NATCHITOCHES – Christian Holmes, a 2021 graduate of C.E. Byrd High School in Shreveport, was honored during a signing day program for future educators. Holmes committed to participate in the Call Me MISTER program at Northwestern State University, an initiative to recruit African American males to become teachers and mentors at low-performing schools.
Holmes participated in Caddo’s teaching professions classes in recent years, which allowed him to gain insight into the work of educators. He is the first Caddo Parish student to participate in the Call Me MISTER program.
“I want to be a teacher to inspire the upcoming generation of young boys,” Holmes said. “I want them to know that they can do any and everything they put their minds to.”
“Teaching is a calling that requires passion, ambition and determination,” said Dr. T. Lamar Goree, Superintendent of Caddo Schools. “To see Christian identify at such a young age his desire to go into this incredible profession is something to admire. Through our work to provide coursework to prepare future teachers for the demands of undergraduate education classes, we are seeing the results of these efforts through students like Christian. We look forward to seeing additional students choosing to be teachers and participating in opportunities such as the Call Me MISTER program which allows individuals to become the best teachers they can be.”
Caddo also extended an offer to Holmes which allows him to work for the district as a teacher upon completion of his degree and receipt of his teaching certification.
Holmes learned about the program from his senior counselor Amanda Byrd.
MISTER is an acronym for Mentors Instructing Students Toward Effective Role Models. As a Call Me MISTER campus, NSU is part of a highly acclaimed recruitment and support program that includes a national network of universities.
“Research shows that having greater diversity in the teaching force yields positive outcomes not only for children of color, but for all children,” said Ramona Wynder, program coordinator. “When children have access to effective teachers who look like them, they perform better academically and social-emotionally.”
Prospective Misters must be a minority male and come from an underserved, socioeconomically disadvantaged, and/or educationally at-risk community. They must major in early childhood education, elementary education, health and physical education or music education and demonstrate a record of high scholastic achievement and participation in extra-curricular and community service activities.
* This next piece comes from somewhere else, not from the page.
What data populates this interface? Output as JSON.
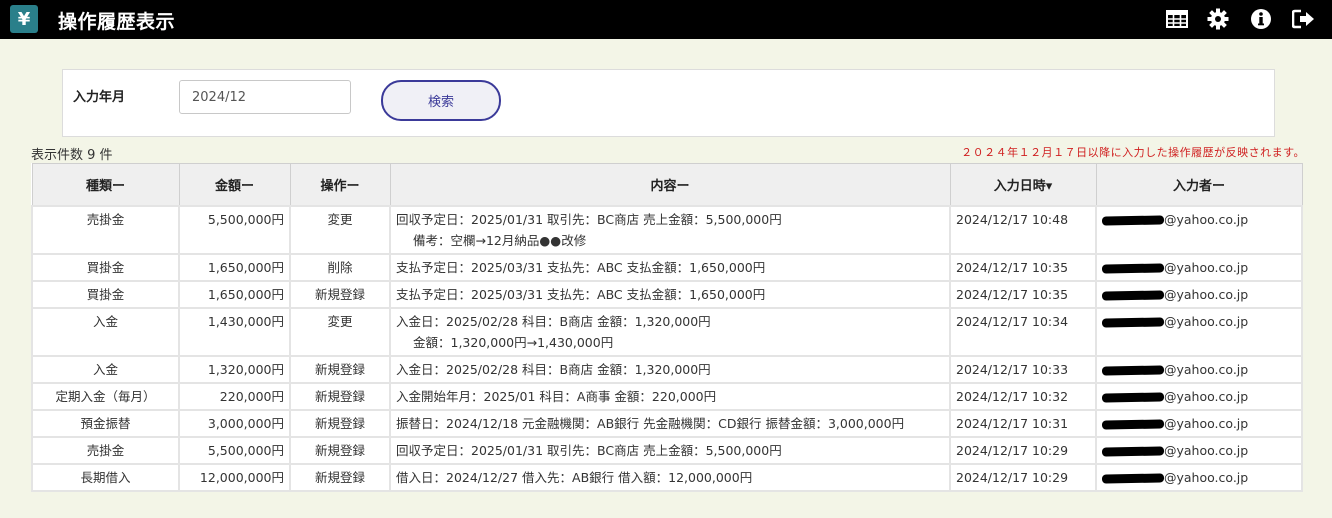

Applications for Call me MISTER will be reviewed on a competitive basis each spring for consideration for cohorts that will begin each fall semester. Preference will be given to graduating high school seniors; two-year community college transfers; and first-year college freshmen. Eligible candidates will be selected based on their potential for teaching and their motivation for participation in the program.